What to produce ▸
Repeat all entries below exactly as shown.

The records ▸
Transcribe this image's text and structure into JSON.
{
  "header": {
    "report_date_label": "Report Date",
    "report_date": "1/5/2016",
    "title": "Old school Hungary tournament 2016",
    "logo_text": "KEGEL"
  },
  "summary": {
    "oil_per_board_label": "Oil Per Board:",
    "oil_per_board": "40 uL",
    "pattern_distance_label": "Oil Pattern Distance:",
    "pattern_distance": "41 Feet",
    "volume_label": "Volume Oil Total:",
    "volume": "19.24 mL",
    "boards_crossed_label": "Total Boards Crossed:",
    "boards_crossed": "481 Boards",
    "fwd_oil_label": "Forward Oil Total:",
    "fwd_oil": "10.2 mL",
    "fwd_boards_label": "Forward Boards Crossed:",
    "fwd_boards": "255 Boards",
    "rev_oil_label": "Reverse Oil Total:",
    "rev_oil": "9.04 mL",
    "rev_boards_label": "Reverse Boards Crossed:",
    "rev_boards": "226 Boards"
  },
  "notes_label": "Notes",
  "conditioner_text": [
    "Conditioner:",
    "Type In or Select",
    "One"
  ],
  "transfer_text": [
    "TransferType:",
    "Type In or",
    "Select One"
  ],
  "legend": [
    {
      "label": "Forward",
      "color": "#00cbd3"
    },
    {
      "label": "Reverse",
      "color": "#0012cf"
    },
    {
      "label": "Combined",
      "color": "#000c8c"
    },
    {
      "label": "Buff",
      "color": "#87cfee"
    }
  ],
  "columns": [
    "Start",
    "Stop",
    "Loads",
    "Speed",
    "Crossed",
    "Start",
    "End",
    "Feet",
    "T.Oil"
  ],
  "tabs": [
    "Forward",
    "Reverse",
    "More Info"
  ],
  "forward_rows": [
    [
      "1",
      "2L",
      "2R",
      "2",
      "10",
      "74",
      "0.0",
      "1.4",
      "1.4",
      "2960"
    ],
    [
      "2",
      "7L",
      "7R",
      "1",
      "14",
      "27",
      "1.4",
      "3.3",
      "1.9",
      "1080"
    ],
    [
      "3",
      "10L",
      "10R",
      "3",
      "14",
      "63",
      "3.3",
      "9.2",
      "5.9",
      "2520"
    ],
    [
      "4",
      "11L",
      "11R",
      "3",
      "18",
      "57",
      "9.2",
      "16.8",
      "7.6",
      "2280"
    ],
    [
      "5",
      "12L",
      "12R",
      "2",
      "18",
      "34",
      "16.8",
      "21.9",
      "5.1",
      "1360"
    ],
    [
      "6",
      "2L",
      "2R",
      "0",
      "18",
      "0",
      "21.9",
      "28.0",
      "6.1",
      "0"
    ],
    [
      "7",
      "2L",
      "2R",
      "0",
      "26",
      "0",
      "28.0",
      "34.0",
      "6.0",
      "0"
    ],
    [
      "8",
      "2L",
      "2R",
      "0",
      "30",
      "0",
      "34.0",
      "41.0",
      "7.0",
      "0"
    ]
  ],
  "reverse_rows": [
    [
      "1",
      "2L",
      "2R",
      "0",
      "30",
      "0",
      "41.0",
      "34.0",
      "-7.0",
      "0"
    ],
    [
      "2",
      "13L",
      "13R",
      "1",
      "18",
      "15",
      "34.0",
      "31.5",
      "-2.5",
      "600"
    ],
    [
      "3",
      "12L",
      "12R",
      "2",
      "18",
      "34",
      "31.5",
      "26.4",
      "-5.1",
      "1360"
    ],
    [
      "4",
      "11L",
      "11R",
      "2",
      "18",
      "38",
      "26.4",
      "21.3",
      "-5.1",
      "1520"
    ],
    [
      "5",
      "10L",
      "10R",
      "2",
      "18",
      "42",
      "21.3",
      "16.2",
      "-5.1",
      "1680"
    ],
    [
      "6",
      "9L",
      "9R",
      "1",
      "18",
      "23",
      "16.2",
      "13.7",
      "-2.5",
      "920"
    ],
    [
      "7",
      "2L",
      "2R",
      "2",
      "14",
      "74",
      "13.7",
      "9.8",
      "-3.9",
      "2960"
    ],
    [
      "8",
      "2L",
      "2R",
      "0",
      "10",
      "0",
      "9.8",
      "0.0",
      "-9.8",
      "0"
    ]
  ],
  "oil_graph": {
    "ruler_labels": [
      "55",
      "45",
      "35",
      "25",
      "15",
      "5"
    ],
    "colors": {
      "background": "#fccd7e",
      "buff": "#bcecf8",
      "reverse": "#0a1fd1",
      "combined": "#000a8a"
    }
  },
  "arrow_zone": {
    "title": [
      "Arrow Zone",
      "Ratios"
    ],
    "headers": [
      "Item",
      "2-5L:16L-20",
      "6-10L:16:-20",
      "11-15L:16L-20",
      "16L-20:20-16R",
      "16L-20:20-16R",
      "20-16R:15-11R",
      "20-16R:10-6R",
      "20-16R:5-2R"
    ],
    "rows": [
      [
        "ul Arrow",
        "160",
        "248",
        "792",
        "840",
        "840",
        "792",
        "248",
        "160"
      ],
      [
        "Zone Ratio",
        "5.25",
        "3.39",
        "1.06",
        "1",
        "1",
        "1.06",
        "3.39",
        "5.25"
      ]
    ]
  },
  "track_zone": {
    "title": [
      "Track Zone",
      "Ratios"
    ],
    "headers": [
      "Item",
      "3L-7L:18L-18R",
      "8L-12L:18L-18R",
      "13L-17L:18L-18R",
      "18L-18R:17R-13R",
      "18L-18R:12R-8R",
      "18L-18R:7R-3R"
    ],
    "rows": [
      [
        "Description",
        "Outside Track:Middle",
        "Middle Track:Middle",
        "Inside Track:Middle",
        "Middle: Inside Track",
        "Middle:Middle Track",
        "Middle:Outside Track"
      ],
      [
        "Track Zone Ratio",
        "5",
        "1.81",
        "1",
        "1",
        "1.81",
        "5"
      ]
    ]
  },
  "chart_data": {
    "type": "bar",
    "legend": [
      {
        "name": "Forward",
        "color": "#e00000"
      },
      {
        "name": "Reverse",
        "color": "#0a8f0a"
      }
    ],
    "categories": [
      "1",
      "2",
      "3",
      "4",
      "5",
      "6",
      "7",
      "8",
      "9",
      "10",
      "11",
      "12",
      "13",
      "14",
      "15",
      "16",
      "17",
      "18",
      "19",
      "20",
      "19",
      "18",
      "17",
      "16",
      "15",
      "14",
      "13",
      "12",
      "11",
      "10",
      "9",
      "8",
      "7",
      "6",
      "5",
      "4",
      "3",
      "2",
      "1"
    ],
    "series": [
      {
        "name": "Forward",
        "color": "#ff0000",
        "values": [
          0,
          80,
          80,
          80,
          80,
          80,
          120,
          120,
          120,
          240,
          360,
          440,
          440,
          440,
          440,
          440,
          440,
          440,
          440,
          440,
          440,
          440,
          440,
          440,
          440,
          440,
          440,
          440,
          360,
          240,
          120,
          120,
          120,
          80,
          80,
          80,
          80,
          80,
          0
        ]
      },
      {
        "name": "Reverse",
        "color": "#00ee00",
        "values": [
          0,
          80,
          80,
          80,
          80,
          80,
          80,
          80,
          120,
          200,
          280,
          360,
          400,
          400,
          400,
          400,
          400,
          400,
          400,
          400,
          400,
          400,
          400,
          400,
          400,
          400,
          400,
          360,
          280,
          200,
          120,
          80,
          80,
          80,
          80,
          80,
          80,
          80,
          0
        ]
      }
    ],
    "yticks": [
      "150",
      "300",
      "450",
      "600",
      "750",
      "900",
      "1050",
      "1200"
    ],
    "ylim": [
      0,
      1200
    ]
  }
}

The answer ▸
Transcribe this image's text and structure into JSON.
{
  "header": {
    "report_date_label": "Report Date",
    "report_date": "1/5/2016",
    "title": "Old school Hungary tournament 2016",
    "logo_text": "KEGEL"
  },
  "summary": {
    "oil_per_board_label": "Oil Per Board:",
    "oil_per_board": "40 uL",
    "pattern_distance_label": "Oil Pattern Distance:",
    "pattern_distance": "41 Feet",
    "volume_label": "Volume Oil Total:",
    "volume": "19.24 mL",
    "boards_crossed_label": "Total Boards Crossed:",
    "boards_crossed": "481 Boards",
    "fwd_oil_label": "Forward Oil Total:",
    "fwd_oil": "10.2 mL",
    "fwd_boards_label": "Forward Boards Crossed:",
    "fwd_boards": "255 Boards",
    "rev_oil_label": "Reverse Oil Total:",
    "rev_oil": "9.04 mL",
    "rev_boards_label": "Reverse Boards Crossed:",
    "rev_boards": "226 Boards"
  },
  "notes_label": "Notes",
  "conditioner_text": [
    "Conditioner:",
    "Type In or Select",
    "One"
  ],
  "transfer_text": [
    "TransferType:",
    "Type In or",
    "Select One"
  ],
  "legend": [
    {
      "label": "Forward",
      "color": "#00cbd3"
    },
    {
      "label": "Reverse",
      "color": "#0012cf"
    },
    {
      "label": "Combined",
      "color": "#000c8c"
    },
    {
      "label": "Buff",
      "color": "#87cfee"
    }
  ],
  "columns": [
    "Start",
    "Stop",
    "Loads",
    "Speed",
    "Crossed",
    "Start",
    "End",
    "Feet",
    "T.Oil"
  ],
  "tabs": [
    "Forward",
    "Reverse",
    "More Info"
  ],
  "forward_rows": [
    [
      "1",
      "2L",
      "2R",
      "2",
      "10",
      "74",
      "0.0",
      "1.4",
      "1.4",
      "2960"
    ],
    [
      "2",
      "7L",
      "7R",
      "1",
      "14",
      "27",
      "1.4",
      "3.3",
      "1.9",
      "1080"
    ],
    [
      "3",
      "10L",
      "10R",
      "3",
      "14",
      "63",
      "3.3",
      "9.2",
      "5.9",
      "2520"
    ],
    [
      "4",
      "11L",
      "11R",
      "3",
      "18",
      "57",
      "9.2",
      "16.8",
      "7.6",
      "2280"
    ],
    [
      "5",
      "12L",
      "12R",
      "2",
      "18",
      "34",
      "16.8",
      "21.9",
      "5.1",
      "1360"
    ],
    [
      "6",
      "2L",
      "2R",
      "0",
      "18",
      "0",
      "21.9",
      "28.0",
      "6.1",
      "0"
    ],
    [
      "7",
      "2L",
      "2R",
      "0",
      "26",
      "0",
      "28.0",
      "34.0",
      "6.0",
      "0"
    ],
    [
      "8",
      "2L",
      "2R",
      "0",
      "30",
      "0",
      "34.0",
      "41.0",
      "7.0",
      "0"
    ]
  ],
  "reverse_rows": [
    [
      "1",
      "2L",
      "2R",
      "0",
      "30",
      "0",
      "41.0",
      "34.0",
      "-7.0",
      "0"
    ],
    [
      "2",
      "13L",
      "13R",
      "1",
      "18",
      "15",
      "34.0",
      "31.5",
      "-2.5",
      "600"
    ],
    [
      "3",
      "12L",
      "12R",
      "2",
      "18",
      "34",
      "31.5",
      "26.4",
      "-5.1",
      "1360"
    ],
    [
      "4",
      "11L",
      "11R",
      "2",
      "18",
      "38",
      "26.4",
      "21.3",
      "-5.1",
      "1520"
    ],
    [
      "5",
      "10L",
      "10R",
      "2",
      "18",
      "42",
      "21.3",
      "16.2",
      "-5.1",
      "1680"
    ],
    [
      "6",
      "9L",
      "9R",
      "1",
      "18",
      "23",
      "16.2",
      "13.7",
      "-2.5",
      "920"
    ],
    [
      "7",
      "2L",
      "2R",
      "2",
      "14",
      "74",
      "13.7",
      "9.8",
      "-3.9",
      "2960"
    ],
    [
      "8",
      "2L",
      "2R",
      "0",
      "10",
      "0",
      "9.8",
      "0.0",
      "-9.8",
      "0"
    ]
  ],
  "oil_graph": {
    "ruler_labels": [
      "55",
      "45",
      "35",
      "25",
      "15",
      "5"
    ],
    "colors": {
      "background": "#fccd7e",
      "buff": "#bcecf8",
      "reverse": "#0a1fd1",
      "combined": "#000a8a"
    }
  },
  "arrow_zone": {
    "title": [
      "Arrow Zone",
      "Ratios"
    ],
    "headers": [
      "Item",
      "2-5L:16L-20",
      "6-10L:16:-20",
      "11-15L:16L-20",
      "16L-20:20-16R",
      "16L-20:20-16R",
      "20-16R:15-11R",
      "20-16R:10-6R",
      "20-16R:5-2R"
    ],
    "rows": [
      [
        "ul Arrow",
        "160",
        "248",
        "792",
        "840",
        "840",
        "792",
        "248",
        "160"
      ],
      [
        "Zone Ratio",
        "5.25",
        "3.39",
        "1.06",
        "1",
        "1",
        "1.06",
        "3.39",
        "5.25"
      ]
    ]
  },
  "track_zone": {
    "title": [
      "Track Zone",
      "Ratios"
    ],
    "headers": [
      "Item",
      "3L-7L:18L-18R",
      "8L-12L:18L-18R",
      "13L-17L:18L-18R",
      "18L-18R:17R-13R",
      "18L-18R:12R-8R",
      "18L-18R:7R-3R"
    ],
    "rows": [
      [
        "Description",
        "Outside Track:Middle",
        "Middle Track:Middle",
        "Inside Track:Middle",
        "Middle: Inside Track",
        "Middle:Middle Track",
        "Middle:Outside Track"
      ],
      [
        "Track Zone Ratio",
        "5",
        "1.81",
        "1",
        "1",
        "1.81",
        "5"
      ]
    ]
  },
  "chart_data": {
    "type": "bar",
    "legend": [
      {
        "name": "Forward",
        "color": "#e00000"
      },
      {
        "name": "Reverse",
        "color": "#0a8f0a"
      }
    ],
    "categories": [
      "1",
      "2",
      "3",
      "4",
      "5",
      "6",
      "7",
      "8",
      "9",
      "10",
      "11",
      "12",
      "13",
      "14",
      "15",
      "16",
      "17",
      "18",
      "19",
      "20",
      "19",
      "18",
      "17",
      "16",
      "15",
      "14",
      "13",
      "12",
      "11",
      "10",
      "9",
      "8",
      "7",
      "6",
      "5",
      "4",
      "3",
      "2",
      "1"
    ],
    "series": [
      {
        "name": "Forward",
        "color": "#ff0000",
        "values": [
          0,
          80,
          80,
          80,
          80,
          80,
          120,
          120,
          120,
          240,
          360,
          440,
          440,
          440,
          440,
          440,
          440,
          440,
          440,
          440,
          440,
          440,
          440,
          440,
          440,
          440,
          440,
          440,
          360,
          240,
          120,
          120,
          120,
          80,
          80,
          80,
          80,
          80,
          0
        ]
      },
      {
        "name": "Reverse",
        "color": "#00ee00",
        "values": [
          0,
          80,
          80,
          80,
          80,
          80,
          80,
          80,
          120,
          200,
          280,
          360,
          400,
          400,
          400,
          400,
          400,
          400,
          400,
          400,
          400,
          400,
          400,
          400,
          400,
          400,
          400,
          360,
          280,
          200,
          120,
          80,
          80,
          80,
          80,
          80,
          80,
          80,
          0
        ]
      }
    ],
    "yticks": [
      "150",
      "300",
      "450",
      "600",
      "750",
      "900",
      "1050",
      "1200"
    ],
    "ylim": [
      0,
      1200
    ]
  }
}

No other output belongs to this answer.